### WORK ORDER
In the data below, find every line that has the string "label", and copy it.

RECORDS SHOWN: Begin

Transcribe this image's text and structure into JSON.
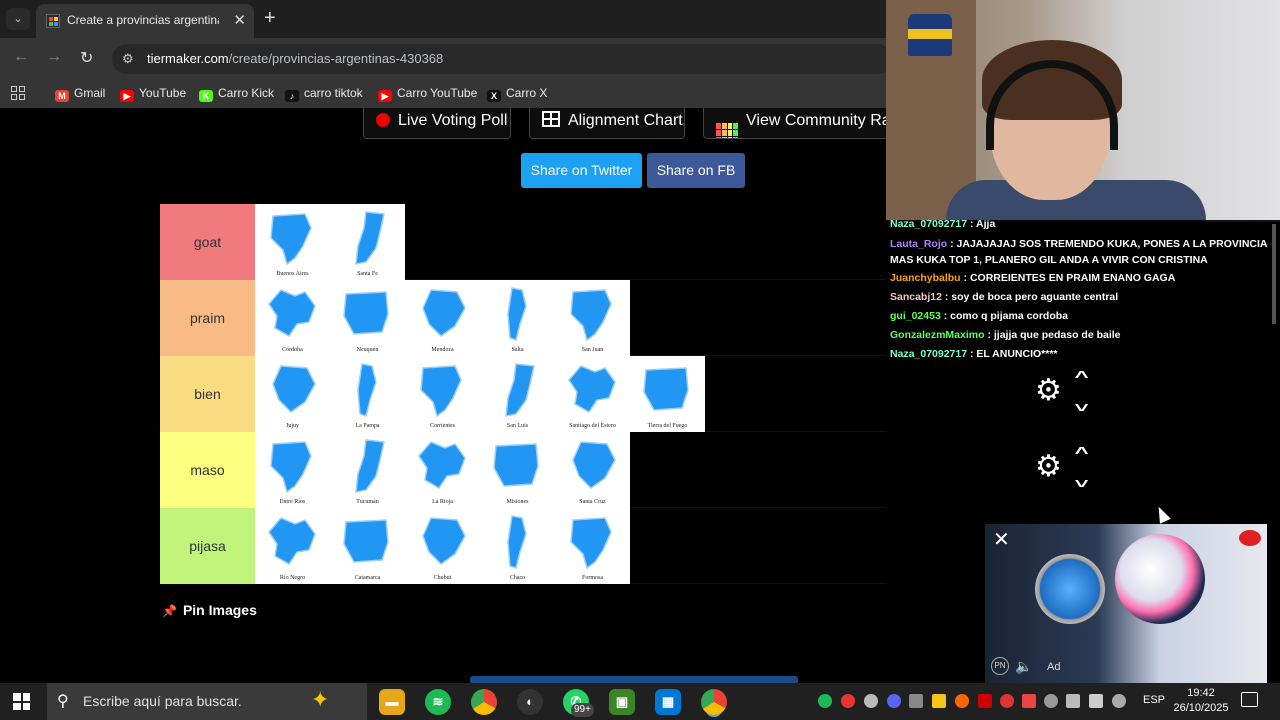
{
  "browser": {
    "tab_title": "Create a provincias argentinas T",
    "url_domain": "tiermaker.com",
    "url_path": "/create/provincias-argentinas-430368",
    "bookmarks": [
      {
        "label": "Gmail",
        "color": "#ea4335",
        "glyph": "M"
      },
      {
        "label": "YouTube",
        "color": "#ff0000",
        "glyph": "▶"
      },
      {
        "label": "Carro Kick",
        "color": "#53fc18",
        "glyph": "K"
      },
      {
        "label": "carro tiktok",
        "color": "#111111",
        "glyph": "♪"
      },
      {
        "label": "Carro YouTube",
        "color": "#ff0000",
        "glyph": "▶"
      },
      {
        "label": "Carro X",
        "color": "#111111",
        "glyph": "X"
      }
    ]
  },
  "page": {
    "buttons": {
      "live_voting": "Live Voting Poll",
      "alignment": "Alignment Chart",
      "community": "View Community Ran"
    },
    "share_twitter": "Share on Twitter",
    "share_fb": "Share on FB",
    "pin_images": "Pin Images",
    "tiers": [
      {
        "label": "goat",
        "color": "#f07a7e",
        "items": [
          "Buenos Aires",
          "Santa Fe"
        ]
      },
      {
        "label": "praim",
        "color": "#f8bb86",
        "items": [
          "Córdoba",
          "Neuquén",
          "Mendoza",
          "Salta",
          "San Juan"
        ]
      },
      {
        "label": "bien",
        "color": "#f9dc82",
        "items": [
          "Jujuy",
          "La Pampa",
          "Corrientes",
          "San Luis",
          "Santiago del Estero",
          "Tierra del Fuego"
        ]
      },
      {
        "label": "maso",
        "color": "#fdfd80",
        "items": [
          "Entre Ríos",
          "Tucumán",
          "La Rioja",
          "Misiones",
          "Santa Cruz"
        ]
      },
      {
        "label": "pijasa",
        "color": "#c2f47c",
        "items": [
          "Río Negro",
          "Catamarca",
          "Chubut",
          "Chaco",
          "Formosa"
        ]
      }
    ]
  },
  "chat": {
    "messages": [
      {
        "user": "Naza_07092717",
        "user_color": "#7fffd4",
        "text": "Ajja"
      },
      {
        "user": "Lauta_Rojo",
        "user_color": "#b57bff",
        "text": "JAJAJAJAJ SOS TREMENDO KUKA, PONES A LA PROVINCIA MAS KUKA TOP 1, PLANERO GIL ANDA A VIVIR CON CRISTINA"
      },
      {
        "user": "Juanchybalbu",
        "user_color": "#ffa500",
        "text": "CORREIENTES EN PRAIM ENANO GAGA"
      },
      {
        "user": "Sancabj12",
        "user_color": "#f0c8c8",
        "text": "soy de boca pero aguante central"
      },
      {
        "user": "gui_02453",
        "user_color": "#5cff5c",
        "text": "como q pijama cordoba"
      },
      {
        "user": "GonzalezmMaximo",
        "user_color": "#5cff5c",
        "text": "jjajja que pedaso de baile"
      },
      {
        "user": "Naza_07092717",
        "user_color": "#7fffd4",
        "text": "EL ANUNCIO****"
      }
    ]
  },
  "ad": {
    "tag": "Ad",
    "pn": "PN"
  },
  "taskbar": {
    "search_placeholder": "Escribe aquí para buscar.",
    "badge": "99+",
    "language": "ESP",
    "time": "19:42",
    "date": "26/10/2025"
  },
  "colors": {
    "accent_twitter": "#1da1f2",
    "accent_fb": "#3b5998",
    "province_blue": "#2196f3"
  }
}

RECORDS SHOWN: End

### THE ANSWER
        "label": "Gmail",
        "label": "YouTube",
        "label": "Carro Kick",
        "label": "carro tiktok",
        "label": "Carro YouTube",
        "label": "Carro X",
        "label": "goat",
        "label": "praim",
        "label": "bien",
        "label": "maso",
        "label": "pijasa",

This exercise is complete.